The $125,000 theater opened in downtown Portland in 1913, where it quickly became a hot spot for all shorts of films. With over 1,200 seats the large theater was in every way extravagant. The theater was designed by two architects from Seattle, they outlined the exterior of the theater in white colored brick with over 2500 electric lights that illuminated the theater day and night.
When one would walk down Sixth avenue they would be blown away by the architecture and the extravagance of the theater. Not only was the outside decor itself excellent, but when one would open the doors they would see the beauty held inside.
The interior of the building was filled with all kinds of flowers. According to one society reporter the interior of the theater “was like a veritable garden of blossoms.” The walls were covered with different paintings and the windows were draped with silk.
Once in the theater itself, one author wrote in the Morning Oregonian, in June 1913, that “the seats are great wide, roomy, comfy leather chairs, with plenty of room to stretch one's legs or let people pass without getting up and spilling your lap full or hat on to the floor”
The programming was known to be one of the best around, being home to the photophone. With roughly 8 different films played throughout the week, an Orchestra to play, and different guest entertainers.

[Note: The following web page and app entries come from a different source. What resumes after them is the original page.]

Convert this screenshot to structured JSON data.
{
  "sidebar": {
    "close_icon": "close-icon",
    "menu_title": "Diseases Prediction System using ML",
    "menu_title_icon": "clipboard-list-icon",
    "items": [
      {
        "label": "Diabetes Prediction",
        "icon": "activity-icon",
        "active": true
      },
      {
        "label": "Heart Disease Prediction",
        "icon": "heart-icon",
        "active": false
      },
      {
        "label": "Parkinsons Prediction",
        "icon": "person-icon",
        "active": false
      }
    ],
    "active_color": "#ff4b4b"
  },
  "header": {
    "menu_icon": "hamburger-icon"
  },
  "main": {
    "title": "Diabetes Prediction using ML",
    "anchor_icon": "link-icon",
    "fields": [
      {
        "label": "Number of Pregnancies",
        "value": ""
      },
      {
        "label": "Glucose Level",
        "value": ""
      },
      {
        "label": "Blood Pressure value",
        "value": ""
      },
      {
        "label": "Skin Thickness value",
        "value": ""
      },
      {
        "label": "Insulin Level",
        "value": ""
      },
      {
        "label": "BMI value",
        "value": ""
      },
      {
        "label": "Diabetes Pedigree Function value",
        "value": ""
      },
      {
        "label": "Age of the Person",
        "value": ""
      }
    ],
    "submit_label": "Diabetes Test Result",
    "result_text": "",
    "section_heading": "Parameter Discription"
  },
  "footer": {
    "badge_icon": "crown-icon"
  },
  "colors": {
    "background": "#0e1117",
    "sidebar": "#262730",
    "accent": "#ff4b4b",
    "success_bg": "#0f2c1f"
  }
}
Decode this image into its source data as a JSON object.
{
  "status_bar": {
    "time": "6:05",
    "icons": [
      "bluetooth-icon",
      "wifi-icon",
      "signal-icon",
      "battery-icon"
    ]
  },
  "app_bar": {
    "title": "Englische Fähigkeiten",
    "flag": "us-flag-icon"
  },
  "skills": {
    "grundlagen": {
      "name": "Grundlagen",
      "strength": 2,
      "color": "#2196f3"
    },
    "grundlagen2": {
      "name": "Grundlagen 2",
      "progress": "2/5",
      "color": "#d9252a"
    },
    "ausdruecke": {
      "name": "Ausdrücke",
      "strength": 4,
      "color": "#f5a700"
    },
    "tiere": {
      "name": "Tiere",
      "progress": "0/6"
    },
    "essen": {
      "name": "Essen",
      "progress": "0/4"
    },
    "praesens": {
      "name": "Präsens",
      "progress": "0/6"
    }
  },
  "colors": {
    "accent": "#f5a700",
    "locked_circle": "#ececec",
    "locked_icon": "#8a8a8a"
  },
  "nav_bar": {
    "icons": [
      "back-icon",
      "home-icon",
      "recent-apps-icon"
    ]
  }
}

The theater was also known for the well dressed ushers, or what they called usherettes, and the well done advertisements in the local newspapers that caught the attention of their audience.
Pricing for the theater varied:
Balcony 15c ‘Till 6 PM - Weekdays
Balcony 15c ‘Till 1 PM - Saturdays, Sundays and Holidays
Lower Floor 25c All Times
To 10 Years - All Times 10c
To 15 Years - All Times 15c
The Columbia Theater was known as the “Spacious Motion Picture Temple” that was ready to host hundreds.